Instructions for the task
Among the records below, find each line containing the word "game" and copy it.

====

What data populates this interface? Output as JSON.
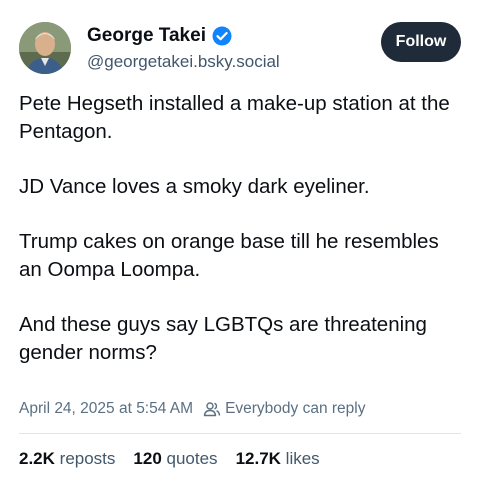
{
  "author": {
    "display_name": "George Takei",
    "handle": "@georgetakei.bsky.social",
    "verified_icon": "verified-check-icon",
    "verified_color": "#1083fe"
  },
  "follow_label": "Follow",
  "post": {
    "paragraphs": [
      "Pete Hegseth installed a make-up station at the Pentagon.",
      "JD Vance loves a smoky dark eyeliner.",
      "Trump cakes on orange base till he resembles an Oompa Loompa.",
      "And these guys say LGBTQs are threatening gender norms?"
    ],
    "timestamp": "April 24, 2025 at 5:54 AM",
    "reply_setting": "Everybody can reply"
  },
  "stats": {
    "reposts_count": "2.2K",
    "reposts_label": "reposts",
    "quotes_count": "120",
    "quotes_label": "quotes",
    "likes_count": "12.7K",
    "likes_label": "likes"
  },
  "colors": {
    "follow_bg": "#1f2b38",
    "secondary_text": "#42576c",
    "divider": "#dfe4ea"
  }
}
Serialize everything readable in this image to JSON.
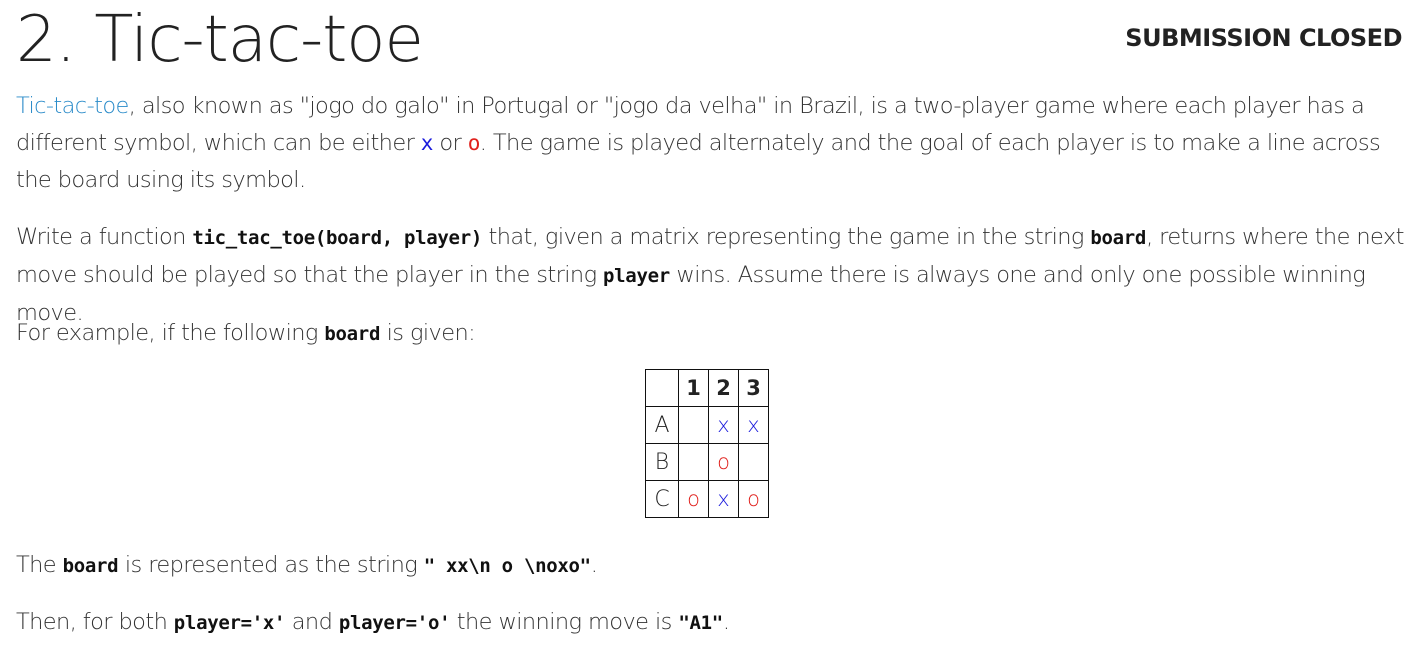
{
  "header": {
    "title": "2. Tic-tac-toe",
    "status": "SUBMISSION CLOSED"
  },
  "intro": {
    "link_text": "Tic-tac-toe",
    "text_1": ", also known as \"jogo do galo\" in Portugal or \"jogo da velha\" in Brazil, is a two-player game where each player has a different symbol, which can be either ",
    "symbol_x": "x",
    "text_2": " or ",
    "symbol_o": "o",
    "text_3": ". The game is played alternately and the goal of each player is to make a line across the board using its symbol."
  },
  "task": {
    "text_1": "Write a function ",
    "signature": "tic_tac_toe(board, player)",
    "text_2": " that, given a matrix representing the game in the string ",
    "board_code": "board",
    "text_3": ", returns where the next move should be played so that the player in the string ",
    "player_code": "player",
    "text_4": " wins. Assume there is always one and only one possible winning move."
  },
  "example": {
    "text_1": "For example, if the following ",
    "board_code": "board",
    "text_2": " is given:"
  },
  "board_table": {
    "corner": "",
    "col_headers": [
      "1",
      "2",
      "3"
    ],
    "rows": [
      {
        "label": "A",
        "cells": [
          "",
          "x",
          "x"
        ]
      },
      {
        "label": "B",
        "cells": [
          "",
          "o",
          ""
        ]
      },
      {
        "label": "C",
        "cells": [
          "o",
          "x",
          "o"
        ]
      }
    ]
  },
  "representation": {
    "text_1": "The ",
    "board_code": "board",
    "text_2": " is represented as the string ",
    "string_code": "\" xx\\n o \\noxo\"",
    "text_3": "."
  },
  "answer": {
    "text_1": "Then, for both ",
    "player_x_code": "player='x'",
    "text_2": " and ",
    "player_o_code": "player='o'",
    "text_3": " the winning move is ",
    "move_code": "\"A1\"",
    "text_4": "."
  },
  "colors": {
    "link": "#2a8bc9",
    "symbol_x": "#1a1adc",
    "symbol_o": "#e0211d"
  }
}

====

Exercise solution
    "text_1": ", also known as \"jogo do galo\" in Portugal or \"jogo da velha\" in Brazil, is a two-player game where each player has a different symbol, which can be either ",
    "text_3": ". The game is played alternately and the goal of each player is to make a line across the board using its symbol."
    "text_2": " that, given a matrix representing the game in the string ",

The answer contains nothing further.